Earnest Money Basics
Individual state laws and real estate regulations govern the use of earnest money in real estate transactions. All involved in a real estate transaction should be familiar with their state's rules regarding the handling of earnest money, particularly in the failed transaction with a dispute.
In a thesaurus, a synonym for earnest is sincere. When purchasing real property, the buyer offers a sum of deposited money to be held to indicate their sincerity and intent to go through with the purchase process. The amount offered usually correlates somewhat with the purchase price of the real property.
However, this can vary by locality and custom. The amount of earnest money is also normally a negotiable item. The seller does not have to accept the initial amount offered by the prospective buyer. Sellers can require an increase in earnest money deposited for various reasons:
- Buyer has requested extended period to closing
- Buyer is offering zero or very low down payment
- Seller has increased interest or other offers on the property
- Buyer just offered too little money in the first place
- Seller is concerned about the buyer's ability to get a mortgage
In some cases, sellers may set a minimum earnest money amount in the listing advertisement. New home builders may also have certain minimum up-front deposit requirements. Most states have very strict rules regarding the handling of and accounting for earnest money deposits.
The money is usually held in an escrow company account, title company account, buyers' broker trust account, or sellers' broker trust account. It is always the buyer's money in a transaction that goes through to closing. On the settlement statement, it is used to offset the buyers' costs in the transaction.
The disposition of earnest money in a dispute and a failed transaction is also spelled out in state law and real estate regulations. In many real estate contracts, the buyer and seller agree to mediate before going to court and taking further legal action. Mediation usually results in an agreement by the parties as to how to distribute earnest money in the failed deal. In many cases just avoiding the cost of mediation will result in an agreement between the parties. In all cases, real estate agents and brokers should place the highest priority on the handling of client funds.
Investors and Earnest Money
Real estate investment involves a number of strategies, and they each have unique characteristics. Some are better if the investor can keep their earnest money deposit to a minimum. Of course, this has a lot to do with the game plan the seller has in place.
When it comes to wholesale, it's a goal to invest as little as possible into the deal. The wholesaler who uses an assignment contract will need to put up some earnest money but will want to keep it low. The good news is that you're generally working with a highly motivated seller. They may accept very low earnest money deposits because they haven't been able to sell and want out of the property.
Sure, you can cut a deal on the other end with your buyer to cover your earnest money, but that will only happen if both deals end up closing.

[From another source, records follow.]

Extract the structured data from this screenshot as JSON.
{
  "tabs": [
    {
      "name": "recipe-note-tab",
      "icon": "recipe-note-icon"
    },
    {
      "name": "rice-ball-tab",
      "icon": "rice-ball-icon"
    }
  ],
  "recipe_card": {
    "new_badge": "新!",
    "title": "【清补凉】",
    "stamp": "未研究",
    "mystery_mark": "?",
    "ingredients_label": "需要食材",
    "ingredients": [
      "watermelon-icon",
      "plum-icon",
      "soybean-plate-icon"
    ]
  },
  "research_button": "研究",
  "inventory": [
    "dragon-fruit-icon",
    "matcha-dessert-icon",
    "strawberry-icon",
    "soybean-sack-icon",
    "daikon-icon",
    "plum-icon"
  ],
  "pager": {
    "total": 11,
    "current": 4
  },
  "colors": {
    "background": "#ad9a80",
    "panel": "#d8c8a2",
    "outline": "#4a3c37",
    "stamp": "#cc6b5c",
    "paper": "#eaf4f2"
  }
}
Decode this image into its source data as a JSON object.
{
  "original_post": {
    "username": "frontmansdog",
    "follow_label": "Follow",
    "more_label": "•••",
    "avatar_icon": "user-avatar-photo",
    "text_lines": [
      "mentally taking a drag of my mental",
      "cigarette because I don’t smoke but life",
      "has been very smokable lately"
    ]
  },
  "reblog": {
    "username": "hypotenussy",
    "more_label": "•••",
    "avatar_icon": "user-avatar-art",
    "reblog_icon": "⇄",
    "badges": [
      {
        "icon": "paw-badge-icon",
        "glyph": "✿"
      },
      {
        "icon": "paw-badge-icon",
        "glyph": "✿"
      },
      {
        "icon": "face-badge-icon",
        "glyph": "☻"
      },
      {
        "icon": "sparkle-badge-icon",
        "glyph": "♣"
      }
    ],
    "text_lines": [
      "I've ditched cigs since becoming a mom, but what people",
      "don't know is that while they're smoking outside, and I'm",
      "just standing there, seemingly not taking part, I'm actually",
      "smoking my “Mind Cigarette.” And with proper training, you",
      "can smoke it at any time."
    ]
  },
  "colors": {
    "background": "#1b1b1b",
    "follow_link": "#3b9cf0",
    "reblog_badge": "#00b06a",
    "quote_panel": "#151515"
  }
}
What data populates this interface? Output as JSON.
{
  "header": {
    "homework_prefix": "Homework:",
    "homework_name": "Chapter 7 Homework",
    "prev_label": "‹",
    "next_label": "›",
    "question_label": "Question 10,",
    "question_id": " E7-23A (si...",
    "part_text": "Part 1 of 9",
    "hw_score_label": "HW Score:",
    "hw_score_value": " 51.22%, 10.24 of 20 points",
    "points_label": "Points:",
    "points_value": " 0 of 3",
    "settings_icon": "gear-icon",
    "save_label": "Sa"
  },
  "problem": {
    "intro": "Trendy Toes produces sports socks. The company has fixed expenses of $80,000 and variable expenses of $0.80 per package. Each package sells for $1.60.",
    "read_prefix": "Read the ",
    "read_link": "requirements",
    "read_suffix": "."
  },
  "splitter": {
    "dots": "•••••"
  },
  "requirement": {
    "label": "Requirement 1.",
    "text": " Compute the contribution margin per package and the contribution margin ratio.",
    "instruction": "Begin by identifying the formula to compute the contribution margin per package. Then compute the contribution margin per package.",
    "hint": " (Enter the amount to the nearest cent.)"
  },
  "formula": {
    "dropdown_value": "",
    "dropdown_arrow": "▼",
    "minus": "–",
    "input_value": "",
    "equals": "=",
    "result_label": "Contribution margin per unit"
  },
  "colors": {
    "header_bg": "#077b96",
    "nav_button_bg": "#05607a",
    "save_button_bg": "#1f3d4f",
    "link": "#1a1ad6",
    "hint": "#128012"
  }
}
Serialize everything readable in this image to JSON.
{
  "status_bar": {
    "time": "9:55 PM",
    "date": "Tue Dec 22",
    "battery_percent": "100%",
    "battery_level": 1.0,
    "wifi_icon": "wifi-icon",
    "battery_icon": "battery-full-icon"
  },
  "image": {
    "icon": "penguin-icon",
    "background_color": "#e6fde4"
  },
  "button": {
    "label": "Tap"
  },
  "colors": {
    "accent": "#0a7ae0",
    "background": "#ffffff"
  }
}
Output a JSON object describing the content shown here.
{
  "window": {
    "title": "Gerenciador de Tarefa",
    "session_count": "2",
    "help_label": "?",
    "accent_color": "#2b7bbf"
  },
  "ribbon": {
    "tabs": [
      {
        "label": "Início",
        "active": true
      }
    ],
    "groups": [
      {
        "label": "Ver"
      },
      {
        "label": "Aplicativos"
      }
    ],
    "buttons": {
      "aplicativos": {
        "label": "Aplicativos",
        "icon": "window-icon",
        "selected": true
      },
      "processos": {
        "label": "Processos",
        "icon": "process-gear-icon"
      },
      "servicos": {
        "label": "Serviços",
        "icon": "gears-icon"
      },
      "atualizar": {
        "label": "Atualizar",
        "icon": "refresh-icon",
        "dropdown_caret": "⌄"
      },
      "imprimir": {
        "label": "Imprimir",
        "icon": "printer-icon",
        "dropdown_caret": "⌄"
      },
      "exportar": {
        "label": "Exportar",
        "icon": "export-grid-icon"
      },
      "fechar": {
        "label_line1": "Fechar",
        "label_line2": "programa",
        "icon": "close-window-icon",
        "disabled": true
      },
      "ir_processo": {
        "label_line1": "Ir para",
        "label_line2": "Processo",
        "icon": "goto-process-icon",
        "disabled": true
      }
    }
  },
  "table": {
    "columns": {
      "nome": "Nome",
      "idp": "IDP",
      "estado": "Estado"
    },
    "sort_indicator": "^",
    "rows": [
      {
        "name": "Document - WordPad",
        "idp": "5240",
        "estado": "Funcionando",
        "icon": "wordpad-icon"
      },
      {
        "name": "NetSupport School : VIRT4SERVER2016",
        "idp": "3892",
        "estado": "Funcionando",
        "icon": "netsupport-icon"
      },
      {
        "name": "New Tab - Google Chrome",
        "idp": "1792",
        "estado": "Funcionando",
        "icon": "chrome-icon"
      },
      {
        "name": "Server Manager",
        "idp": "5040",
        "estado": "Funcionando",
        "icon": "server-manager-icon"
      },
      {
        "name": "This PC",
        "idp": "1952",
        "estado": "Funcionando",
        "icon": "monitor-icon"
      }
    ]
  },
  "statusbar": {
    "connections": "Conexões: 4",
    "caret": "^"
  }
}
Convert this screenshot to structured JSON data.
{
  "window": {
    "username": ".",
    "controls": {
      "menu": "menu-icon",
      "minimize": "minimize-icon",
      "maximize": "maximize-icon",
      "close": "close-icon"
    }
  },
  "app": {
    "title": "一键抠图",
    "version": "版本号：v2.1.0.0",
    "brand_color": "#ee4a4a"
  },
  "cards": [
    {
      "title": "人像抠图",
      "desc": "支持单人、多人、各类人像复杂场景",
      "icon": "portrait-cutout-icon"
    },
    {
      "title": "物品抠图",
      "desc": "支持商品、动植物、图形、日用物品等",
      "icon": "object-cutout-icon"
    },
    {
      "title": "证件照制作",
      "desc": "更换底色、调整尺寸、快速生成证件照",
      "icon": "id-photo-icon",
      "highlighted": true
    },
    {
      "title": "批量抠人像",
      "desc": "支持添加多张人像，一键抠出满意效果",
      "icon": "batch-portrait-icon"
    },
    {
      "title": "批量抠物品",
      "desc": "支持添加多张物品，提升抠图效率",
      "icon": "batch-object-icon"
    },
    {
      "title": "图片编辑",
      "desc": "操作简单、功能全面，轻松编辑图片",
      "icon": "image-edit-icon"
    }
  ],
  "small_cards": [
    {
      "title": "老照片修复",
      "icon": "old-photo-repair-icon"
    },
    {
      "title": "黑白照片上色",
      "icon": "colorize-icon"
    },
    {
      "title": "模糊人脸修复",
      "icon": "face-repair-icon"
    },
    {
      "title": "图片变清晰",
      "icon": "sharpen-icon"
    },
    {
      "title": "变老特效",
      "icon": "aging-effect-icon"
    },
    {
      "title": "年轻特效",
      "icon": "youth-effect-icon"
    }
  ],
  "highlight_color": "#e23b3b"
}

I have heard of wholesalers putting as little as $100 into an earnest money deposit to lock up a property.
The Competitive Situation
In hot real estate markets, buyers may find themselves competing for a property. Ignoring arguments for or against getting into this situation, if you are and you want the property, earnest money can help. If you're sure you can perform, get your mortgage and close on the deal, then earnest money is simply a front-end deposit on your down payment and closing costs.
Should you end up in a bidding situation, you really want the home, and you know that you can get the mortgage and close on the deal, then up your earnest money. The seller may be comparing several offers, and there may even be one higher than yours. However, if you are offering significantly more earnest money, you may get the home!